(Beginning of DATA TO EXAMINE)

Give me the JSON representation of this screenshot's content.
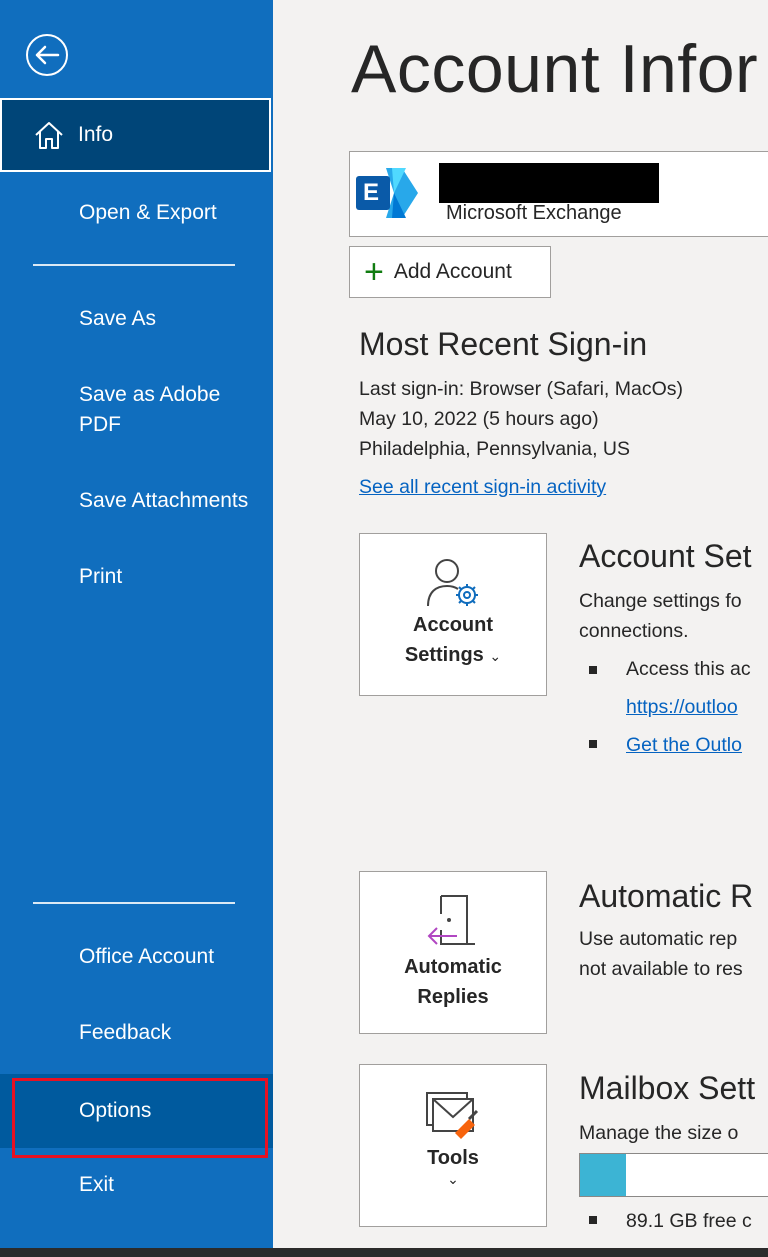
{
  "sidebar": {
    "items": [
      {
        "label": "Info"
      },
      {
        "label": "Open & Export"
      },
      {
        "label": "Save As"
      },
      {
        "label": "Save as Adobe PDF"
      },
      {
        "label": "Save Attachments"
      },
      {
        "label": "Print"
      },
      {
        "label": "Office Account"
      },
      {
        "label": "Feedback"
      },
      {
        "label": "Options"
      },
      {
        "label": "Exit"
      }
    ],
    "save_pdf_line1": "Save as Adobe",
    "save_pdf_line2": "PDF"
  },
  "main": {
    "title": "Account Infor",
    "account": {
      "type": "Microsoft Exchange",
      "logo_letter": "E"
    },
    "add_account": "Add Account",
    "sign_in": {
      "heading": "Most Recent Sign-in",
      "lines": [
        "Last sign-in: Browser (Safari, MacOs)",
        "May 10, 2022 (5 hours ago)",
        "Philadelphia, Pennsylvania, US"
      ],
      "link": "See all recent sign-in activity"
    },
    "account_settings": {
      "tile_line1": "Account",
      "tile_line2": "Settings",
      "heading": "Account Set",
      "desc1": "Change settings fo",
      "desc2": "connections.",
      "bullet1": "Access this ac",
      "bullet1_link": "https://outloo",
      "bullet2_link": "Get the Outlo"
    },
    "auto_replies": {
      "tile_line1": "Automatic",
      "tile_line2": "Replies",
      "heading": "Automatic R",
      "desc1": "Use automatic rep",
      "desc2": "not available to res"
    },
    "mailbox": {
      "tile_label": "Tools",
      "heading": "Mailbox Sett",
      "desc": "Manage the size o",
      "quota_used_fraction": 0.2,
      "free_text": "89.1 GB free c"
    }
  },
  "colors": {
    "sidebar": "#106ebe",
    "sidebar_active": "#004578",
    "options_bg": "#005a9e",
    "highlight_box": "#e81123",
    "link": "#0563c1",
    "quota_fill": "#3cb4d4"
  }
}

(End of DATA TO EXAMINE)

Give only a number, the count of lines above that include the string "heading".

## EXERCISE ANSWER
4